=== The data ===

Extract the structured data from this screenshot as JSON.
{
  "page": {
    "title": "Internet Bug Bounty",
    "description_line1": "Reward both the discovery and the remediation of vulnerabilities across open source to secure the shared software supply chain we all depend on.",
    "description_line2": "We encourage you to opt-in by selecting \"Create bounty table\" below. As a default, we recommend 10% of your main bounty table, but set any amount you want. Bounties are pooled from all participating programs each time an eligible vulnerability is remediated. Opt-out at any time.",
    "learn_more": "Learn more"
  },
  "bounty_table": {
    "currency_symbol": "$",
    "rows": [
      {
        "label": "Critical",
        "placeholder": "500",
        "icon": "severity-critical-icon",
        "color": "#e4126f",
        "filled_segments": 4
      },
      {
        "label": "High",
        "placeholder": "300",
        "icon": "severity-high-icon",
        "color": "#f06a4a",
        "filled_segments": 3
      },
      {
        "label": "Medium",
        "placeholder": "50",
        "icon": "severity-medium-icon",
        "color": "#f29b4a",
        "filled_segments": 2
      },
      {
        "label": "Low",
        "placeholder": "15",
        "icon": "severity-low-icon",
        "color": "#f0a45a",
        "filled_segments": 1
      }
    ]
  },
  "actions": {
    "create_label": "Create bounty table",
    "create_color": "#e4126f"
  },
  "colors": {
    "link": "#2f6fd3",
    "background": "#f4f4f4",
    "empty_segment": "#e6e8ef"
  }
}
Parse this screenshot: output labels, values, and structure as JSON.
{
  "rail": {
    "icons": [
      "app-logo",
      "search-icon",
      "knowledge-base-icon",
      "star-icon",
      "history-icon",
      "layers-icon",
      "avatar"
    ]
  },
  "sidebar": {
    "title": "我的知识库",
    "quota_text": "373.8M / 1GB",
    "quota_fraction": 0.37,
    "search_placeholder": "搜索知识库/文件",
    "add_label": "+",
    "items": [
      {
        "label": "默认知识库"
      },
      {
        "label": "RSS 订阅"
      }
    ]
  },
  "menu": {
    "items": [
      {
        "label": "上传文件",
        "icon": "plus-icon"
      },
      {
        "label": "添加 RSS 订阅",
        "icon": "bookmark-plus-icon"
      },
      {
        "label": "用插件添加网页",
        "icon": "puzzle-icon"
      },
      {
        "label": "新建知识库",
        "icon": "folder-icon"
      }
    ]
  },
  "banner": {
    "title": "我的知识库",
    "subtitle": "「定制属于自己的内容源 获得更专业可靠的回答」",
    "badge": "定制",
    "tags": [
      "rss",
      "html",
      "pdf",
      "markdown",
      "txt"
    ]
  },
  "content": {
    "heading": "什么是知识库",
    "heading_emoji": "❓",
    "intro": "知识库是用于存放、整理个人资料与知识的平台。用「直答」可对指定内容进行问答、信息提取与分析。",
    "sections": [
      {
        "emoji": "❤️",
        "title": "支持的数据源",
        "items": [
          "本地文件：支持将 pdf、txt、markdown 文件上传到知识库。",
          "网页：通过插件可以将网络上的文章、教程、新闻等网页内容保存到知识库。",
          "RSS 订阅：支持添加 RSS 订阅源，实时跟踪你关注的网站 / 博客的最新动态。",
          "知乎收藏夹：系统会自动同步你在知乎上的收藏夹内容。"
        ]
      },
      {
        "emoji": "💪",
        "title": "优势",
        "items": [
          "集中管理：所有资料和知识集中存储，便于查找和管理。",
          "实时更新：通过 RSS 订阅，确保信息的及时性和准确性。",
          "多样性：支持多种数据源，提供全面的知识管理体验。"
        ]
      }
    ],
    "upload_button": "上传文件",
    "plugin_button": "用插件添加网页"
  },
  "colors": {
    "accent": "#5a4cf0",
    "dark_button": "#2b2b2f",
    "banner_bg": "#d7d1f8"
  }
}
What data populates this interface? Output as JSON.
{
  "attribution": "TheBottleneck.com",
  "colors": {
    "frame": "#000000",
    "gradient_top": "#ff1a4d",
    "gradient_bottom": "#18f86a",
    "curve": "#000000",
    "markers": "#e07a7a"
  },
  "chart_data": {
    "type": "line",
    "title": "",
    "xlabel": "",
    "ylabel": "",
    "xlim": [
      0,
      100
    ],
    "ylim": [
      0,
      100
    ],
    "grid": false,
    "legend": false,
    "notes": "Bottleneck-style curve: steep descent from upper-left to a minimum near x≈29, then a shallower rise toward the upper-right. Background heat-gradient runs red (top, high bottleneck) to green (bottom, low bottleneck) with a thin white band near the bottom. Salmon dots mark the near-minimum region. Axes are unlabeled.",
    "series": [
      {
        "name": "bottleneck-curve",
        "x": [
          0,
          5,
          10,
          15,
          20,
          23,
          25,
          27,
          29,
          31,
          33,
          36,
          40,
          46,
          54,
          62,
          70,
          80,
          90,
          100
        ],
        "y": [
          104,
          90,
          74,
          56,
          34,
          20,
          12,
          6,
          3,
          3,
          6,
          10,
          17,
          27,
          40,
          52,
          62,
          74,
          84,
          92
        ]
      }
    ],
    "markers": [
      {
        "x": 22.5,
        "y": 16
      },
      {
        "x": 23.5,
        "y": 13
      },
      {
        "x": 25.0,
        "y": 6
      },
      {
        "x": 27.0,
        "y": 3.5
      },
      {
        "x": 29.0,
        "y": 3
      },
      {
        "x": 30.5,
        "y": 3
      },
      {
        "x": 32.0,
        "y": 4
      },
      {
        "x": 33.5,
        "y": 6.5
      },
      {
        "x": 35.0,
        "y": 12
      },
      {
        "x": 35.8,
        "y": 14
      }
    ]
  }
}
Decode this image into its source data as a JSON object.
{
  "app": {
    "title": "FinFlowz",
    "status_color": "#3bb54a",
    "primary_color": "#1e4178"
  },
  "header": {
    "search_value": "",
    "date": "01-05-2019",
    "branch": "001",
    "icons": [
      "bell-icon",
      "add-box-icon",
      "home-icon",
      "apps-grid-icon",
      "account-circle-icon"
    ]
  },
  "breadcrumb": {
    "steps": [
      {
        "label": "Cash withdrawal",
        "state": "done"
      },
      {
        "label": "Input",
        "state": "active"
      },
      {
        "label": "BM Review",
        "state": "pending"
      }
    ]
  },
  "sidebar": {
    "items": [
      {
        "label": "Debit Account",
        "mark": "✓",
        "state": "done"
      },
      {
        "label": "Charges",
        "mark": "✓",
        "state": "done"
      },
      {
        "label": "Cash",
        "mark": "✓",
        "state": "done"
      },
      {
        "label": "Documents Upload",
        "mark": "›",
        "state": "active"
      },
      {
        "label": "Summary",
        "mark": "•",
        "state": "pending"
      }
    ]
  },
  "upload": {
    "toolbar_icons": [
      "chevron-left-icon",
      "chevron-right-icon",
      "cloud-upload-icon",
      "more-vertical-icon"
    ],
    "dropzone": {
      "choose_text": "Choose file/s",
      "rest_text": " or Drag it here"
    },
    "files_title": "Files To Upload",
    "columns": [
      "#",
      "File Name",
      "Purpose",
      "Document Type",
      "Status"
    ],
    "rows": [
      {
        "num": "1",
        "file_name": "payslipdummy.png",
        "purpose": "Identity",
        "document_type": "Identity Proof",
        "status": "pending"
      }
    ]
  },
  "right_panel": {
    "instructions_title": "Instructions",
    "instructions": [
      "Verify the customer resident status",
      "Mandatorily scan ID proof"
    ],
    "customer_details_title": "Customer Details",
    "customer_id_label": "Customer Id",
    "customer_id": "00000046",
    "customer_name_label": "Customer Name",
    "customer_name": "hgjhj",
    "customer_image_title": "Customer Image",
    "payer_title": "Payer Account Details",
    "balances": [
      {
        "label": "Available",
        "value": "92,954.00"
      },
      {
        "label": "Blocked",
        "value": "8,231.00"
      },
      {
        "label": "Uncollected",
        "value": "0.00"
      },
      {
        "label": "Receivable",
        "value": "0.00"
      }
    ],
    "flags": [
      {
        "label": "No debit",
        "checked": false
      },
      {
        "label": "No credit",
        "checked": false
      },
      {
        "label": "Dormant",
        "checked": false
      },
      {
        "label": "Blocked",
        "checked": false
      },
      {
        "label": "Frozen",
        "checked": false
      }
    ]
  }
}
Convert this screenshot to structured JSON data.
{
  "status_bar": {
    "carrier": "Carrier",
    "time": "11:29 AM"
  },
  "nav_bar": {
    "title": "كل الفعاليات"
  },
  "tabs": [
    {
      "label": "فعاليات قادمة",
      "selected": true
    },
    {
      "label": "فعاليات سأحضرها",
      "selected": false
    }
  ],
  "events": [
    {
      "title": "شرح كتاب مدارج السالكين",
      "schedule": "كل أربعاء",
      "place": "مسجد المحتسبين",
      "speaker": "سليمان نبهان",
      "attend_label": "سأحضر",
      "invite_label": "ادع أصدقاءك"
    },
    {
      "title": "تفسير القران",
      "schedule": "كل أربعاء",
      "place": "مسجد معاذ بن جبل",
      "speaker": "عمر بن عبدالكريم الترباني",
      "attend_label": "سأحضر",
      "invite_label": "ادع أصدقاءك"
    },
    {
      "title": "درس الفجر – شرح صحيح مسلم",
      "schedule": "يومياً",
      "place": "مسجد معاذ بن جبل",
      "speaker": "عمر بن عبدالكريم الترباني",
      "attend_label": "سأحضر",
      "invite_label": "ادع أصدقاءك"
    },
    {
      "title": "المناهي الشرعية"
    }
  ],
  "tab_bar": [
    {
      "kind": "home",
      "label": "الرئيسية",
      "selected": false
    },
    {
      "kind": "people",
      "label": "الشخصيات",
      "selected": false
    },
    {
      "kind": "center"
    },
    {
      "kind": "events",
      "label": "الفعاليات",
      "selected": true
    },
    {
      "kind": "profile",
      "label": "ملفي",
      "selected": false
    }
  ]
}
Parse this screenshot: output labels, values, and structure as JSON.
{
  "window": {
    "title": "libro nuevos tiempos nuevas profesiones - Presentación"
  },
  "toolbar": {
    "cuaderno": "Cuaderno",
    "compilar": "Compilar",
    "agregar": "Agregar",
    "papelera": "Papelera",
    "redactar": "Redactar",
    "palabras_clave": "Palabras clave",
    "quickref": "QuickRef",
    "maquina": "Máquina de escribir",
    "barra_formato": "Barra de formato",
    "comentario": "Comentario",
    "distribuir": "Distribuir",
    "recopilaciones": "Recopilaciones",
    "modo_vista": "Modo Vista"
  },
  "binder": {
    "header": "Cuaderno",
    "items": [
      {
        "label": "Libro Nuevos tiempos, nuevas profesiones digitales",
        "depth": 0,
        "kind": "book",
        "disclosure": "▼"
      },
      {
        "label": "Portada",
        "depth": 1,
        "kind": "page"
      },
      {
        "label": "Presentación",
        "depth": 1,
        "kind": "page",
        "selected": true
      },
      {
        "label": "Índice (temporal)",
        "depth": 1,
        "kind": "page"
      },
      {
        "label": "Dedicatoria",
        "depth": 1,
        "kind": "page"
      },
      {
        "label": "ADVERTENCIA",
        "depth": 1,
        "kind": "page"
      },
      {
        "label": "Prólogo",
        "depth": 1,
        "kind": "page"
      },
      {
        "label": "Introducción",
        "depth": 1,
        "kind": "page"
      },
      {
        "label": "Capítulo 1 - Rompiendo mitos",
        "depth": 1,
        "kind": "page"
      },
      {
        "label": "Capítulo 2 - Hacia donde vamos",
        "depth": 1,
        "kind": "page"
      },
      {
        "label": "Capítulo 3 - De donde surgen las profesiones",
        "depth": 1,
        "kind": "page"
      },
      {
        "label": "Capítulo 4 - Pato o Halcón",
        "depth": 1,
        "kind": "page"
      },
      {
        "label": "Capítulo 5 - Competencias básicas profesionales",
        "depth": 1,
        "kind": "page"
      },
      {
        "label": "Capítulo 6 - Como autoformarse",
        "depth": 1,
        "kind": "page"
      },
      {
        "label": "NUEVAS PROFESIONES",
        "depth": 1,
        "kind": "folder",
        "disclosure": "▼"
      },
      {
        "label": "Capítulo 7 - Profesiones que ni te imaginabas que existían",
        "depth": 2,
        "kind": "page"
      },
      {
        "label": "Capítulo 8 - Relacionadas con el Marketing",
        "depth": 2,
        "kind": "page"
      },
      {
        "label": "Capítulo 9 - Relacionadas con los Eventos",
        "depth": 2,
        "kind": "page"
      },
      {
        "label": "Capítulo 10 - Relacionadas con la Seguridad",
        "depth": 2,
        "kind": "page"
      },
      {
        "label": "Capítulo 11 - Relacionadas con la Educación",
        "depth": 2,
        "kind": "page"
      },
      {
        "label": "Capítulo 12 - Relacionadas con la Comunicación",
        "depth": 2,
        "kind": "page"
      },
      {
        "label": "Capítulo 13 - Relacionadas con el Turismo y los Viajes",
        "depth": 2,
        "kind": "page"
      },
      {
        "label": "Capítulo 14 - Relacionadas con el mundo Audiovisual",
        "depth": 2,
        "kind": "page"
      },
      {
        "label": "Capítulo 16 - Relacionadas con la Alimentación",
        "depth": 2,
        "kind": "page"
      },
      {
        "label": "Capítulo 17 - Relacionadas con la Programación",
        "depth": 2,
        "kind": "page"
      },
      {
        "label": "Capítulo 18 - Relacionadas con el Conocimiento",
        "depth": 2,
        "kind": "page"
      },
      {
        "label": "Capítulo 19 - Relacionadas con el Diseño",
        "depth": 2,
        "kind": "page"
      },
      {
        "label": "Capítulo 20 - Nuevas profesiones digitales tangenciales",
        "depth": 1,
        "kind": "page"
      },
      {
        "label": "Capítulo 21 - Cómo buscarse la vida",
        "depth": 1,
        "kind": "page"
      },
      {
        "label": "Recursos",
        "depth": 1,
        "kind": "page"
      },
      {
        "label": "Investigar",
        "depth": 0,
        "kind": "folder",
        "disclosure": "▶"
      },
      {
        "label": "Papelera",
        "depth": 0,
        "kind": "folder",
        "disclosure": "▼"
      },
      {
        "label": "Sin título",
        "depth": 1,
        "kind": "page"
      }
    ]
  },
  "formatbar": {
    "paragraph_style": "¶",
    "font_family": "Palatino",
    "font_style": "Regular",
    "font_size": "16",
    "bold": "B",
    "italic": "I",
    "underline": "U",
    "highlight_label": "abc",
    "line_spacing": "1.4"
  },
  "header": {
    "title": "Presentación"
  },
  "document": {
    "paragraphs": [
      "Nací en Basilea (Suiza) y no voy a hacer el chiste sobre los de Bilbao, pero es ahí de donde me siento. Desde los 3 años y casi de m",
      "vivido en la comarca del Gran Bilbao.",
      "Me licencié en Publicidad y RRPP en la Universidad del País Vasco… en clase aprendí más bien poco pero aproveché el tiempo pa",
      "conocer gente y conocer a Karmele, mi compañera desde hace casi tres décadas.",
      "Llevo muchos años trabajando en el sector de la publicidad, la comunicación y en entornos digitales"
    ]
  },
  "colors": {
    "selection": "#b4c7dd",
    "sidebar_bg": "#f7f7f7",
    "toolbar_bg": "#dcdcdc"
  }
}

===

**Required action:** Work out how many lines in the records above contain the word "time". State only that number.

**Answer area:** 2